> **Stored data**:
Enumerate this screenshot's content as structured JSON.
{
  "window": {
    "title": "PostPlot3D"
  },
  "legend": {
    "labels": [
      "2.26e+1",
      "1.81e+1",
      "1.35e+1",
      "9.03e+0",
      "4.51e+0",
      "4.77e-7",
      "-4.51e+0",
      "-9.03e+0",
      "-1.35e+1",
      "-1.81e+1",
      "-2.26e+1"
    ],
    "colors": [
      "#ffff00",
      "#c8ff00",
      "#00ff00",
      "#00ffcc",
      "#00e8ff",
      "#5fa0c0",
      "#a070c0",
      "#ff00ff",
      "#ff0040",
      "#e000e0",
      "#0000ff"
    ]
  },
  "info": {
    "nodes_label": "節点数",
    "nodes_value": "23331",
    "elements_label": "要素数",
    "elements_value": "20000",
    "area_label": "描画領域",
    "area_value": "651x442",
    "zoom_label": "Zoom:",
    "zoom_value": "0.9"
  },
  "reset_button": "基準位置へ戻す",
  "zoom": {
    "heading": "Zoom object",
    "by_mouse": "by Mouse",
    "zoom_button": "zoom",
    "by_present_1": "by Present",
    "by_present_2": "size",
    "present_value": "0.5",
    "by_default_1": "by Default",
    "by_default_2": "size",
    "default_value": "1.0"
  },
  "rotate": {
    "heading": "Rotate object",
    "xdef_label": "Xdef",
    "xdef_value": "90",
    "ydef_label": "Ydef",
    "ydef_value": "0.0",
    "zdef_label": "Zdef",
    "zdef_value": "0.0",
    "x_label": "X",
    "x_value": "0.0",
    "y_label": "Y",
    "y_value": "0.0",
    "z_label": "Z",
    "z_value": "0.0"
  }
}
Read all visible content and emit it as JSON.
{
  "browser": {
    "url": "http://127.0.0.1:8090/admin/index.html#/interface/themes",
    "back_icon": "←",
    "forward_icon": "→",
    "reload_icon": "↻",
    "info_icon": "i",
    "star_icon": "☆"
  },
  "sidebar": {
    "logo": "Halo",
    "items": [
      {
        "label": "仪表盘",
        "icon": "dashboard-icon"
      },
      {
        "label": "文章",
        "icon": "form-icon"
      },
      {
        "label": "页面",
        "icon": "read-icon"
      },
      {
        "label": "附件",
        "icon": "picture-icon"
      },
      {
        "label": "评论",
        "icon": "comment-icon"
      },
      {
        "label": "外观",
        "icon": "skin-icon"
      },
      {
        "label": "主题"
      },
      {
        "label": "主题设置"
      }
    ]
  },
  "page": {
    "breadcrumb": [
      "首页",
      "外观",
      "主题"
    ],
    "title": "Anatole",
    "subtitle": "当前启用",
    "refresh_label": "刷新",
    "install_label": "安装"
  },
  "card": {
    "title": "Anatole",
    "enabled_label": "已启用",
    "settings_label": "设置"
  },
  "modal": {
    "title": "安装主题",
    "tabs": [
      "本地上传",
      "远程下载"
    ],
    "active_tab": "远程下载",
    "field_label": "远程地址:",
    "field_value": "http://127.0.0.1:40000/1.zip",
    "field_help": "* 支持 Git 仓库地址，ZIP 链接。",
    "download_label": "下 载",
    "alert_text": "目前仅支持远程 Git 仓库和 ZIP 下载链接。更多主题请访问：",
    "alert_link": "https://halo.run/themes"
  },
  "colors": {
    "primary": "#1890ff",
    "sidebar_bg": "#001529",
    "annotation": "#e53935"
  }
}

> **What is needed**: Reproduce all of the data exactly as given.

> **Answer section**:
Enumerate this screenshot's content as structured JSON.
{
  "window": {
    "title": "PostPlot3D"
  },
  "legend": {
    "labels": [
      "2.26e+1",
      "1.81e+1",
      "1.35e+1",
      "9.03e+0",
      "4.51e+0",
      "4.77e-7",
      "-4.51e+0",
      "-9.03e+0",
      "-1.35e+1",
      "-1.81e+1",
      "-2.26e+1"
    ],
    "colors": [
      "#ffff00",
      "#c8ff00",
      "#00ff00",
      "#00ffcc",
      "#00e8ff",
      "#5fa0c0",
      "#a070c0",
      "#ff00ff",
      "#ff0040",
      "#e000e0",
      "#0000ff"
    ]
  },
  "info": {
    "nodes_label": "節点数",
    "nodes_value": "23331",
    "elements_label": "要素数",
    "elements_value": "20000",
    "area_label": "描画領域",
    "area_value": "651x442",
    "zoom_label": "Zoom:",
    "zoom_value": "0.9"
  },
  "reset_button": "基準位置へ戻す",
  "zoom": {
    "heading": "Zoom object",
    "by_mouse": "by Mouse",
    "zoom_button": "zoom",
    "by_present_1": "by Present",
    "by_present_2": "size",
    "present_value": "0.5",
    "by_default_1": "by Default",
    "by_default_2": "size",
    "default_value": "1.0"
  },
  "rotate": {
    "heading": "Rotate object",
    "xdef_label": "Xdef",
    "xdef_value": "90",
    "ydef_label": "Ydef",
    "ydef_value": "0.0",
    "zdef_label": "Zdef",
    "zdef_value": "0.0",
    "x_label": "X",
    "x_value": "0.0",
    "y_label": "Y",
    "y_value": "0.0",
    "z_label": "Z",
    "z_value": "0.0"
  }
}
Read all visible content and emit it as JSON.
{
  "browser": {
    "url": "http://127.0.0.1:8090/admin/index.html#/interface/themes",
    "back_icon": "←",
    "forward_icon": "→",
    "reload_icon": "↻",
    "info_icon": "i",
    "star_icon": "☆"
  },
  "sidebar": {
    "logo": "Halo",
    "items": [
      {
        "label": "仪表盘",
        "icon": "dashboard-icon"
      },
      {
        "label": "文章",
        "icon": "form-icon"
      },
      {
        "label": "页面",
        "icon": "read-icon"
      },
      {
        "label": "附件",
        "icon": "picture-icon"
      },
      {
        "label": "评论",
        "icon": "comment-icon"
      },
      {
        "label": "外观",
        "icon": "skin-icon"
      },
      {
        "label": "主题"
      },
      {
        "label": "主题设置"
      }
    ]
  },
  "page": {
    "breadcrumb": [
      "首页",
      "外观",
      "主题"
    ],
    "title": "Anatole",
    "subtitle": "当前启用",
    "refresh_label": "刷新",
    "install_label": "安装"
  },
  "card": {
    "title": "Anatole",
    "enabled_label": "已启用",
    "settings_label": "设置"
  },
  "modal": {
    "title": "安装主题",
    "tabs": [
      "本地上传",
      "远程下载"
    ],
    "active_tab": "远程下载",
    "field_label": "远程地址:",
    "field_value": "http://127.0.0.1:40000/1.zip",
    "field_help": "* 支持 Git 仓库地址，ZIP 链接。",
    "download_label": "下 载",
    "alert_text": "目前仅支持远程 Git 仓库和 ZIP 下载链接。更多主题请访问：",
    "alert_link": "https://halo.run/themes"
  },
  "colors": {
    "primary": "#1890ff",
    "sidebar_bg": "#001529",
    "annotation": "#e53935"
  }
}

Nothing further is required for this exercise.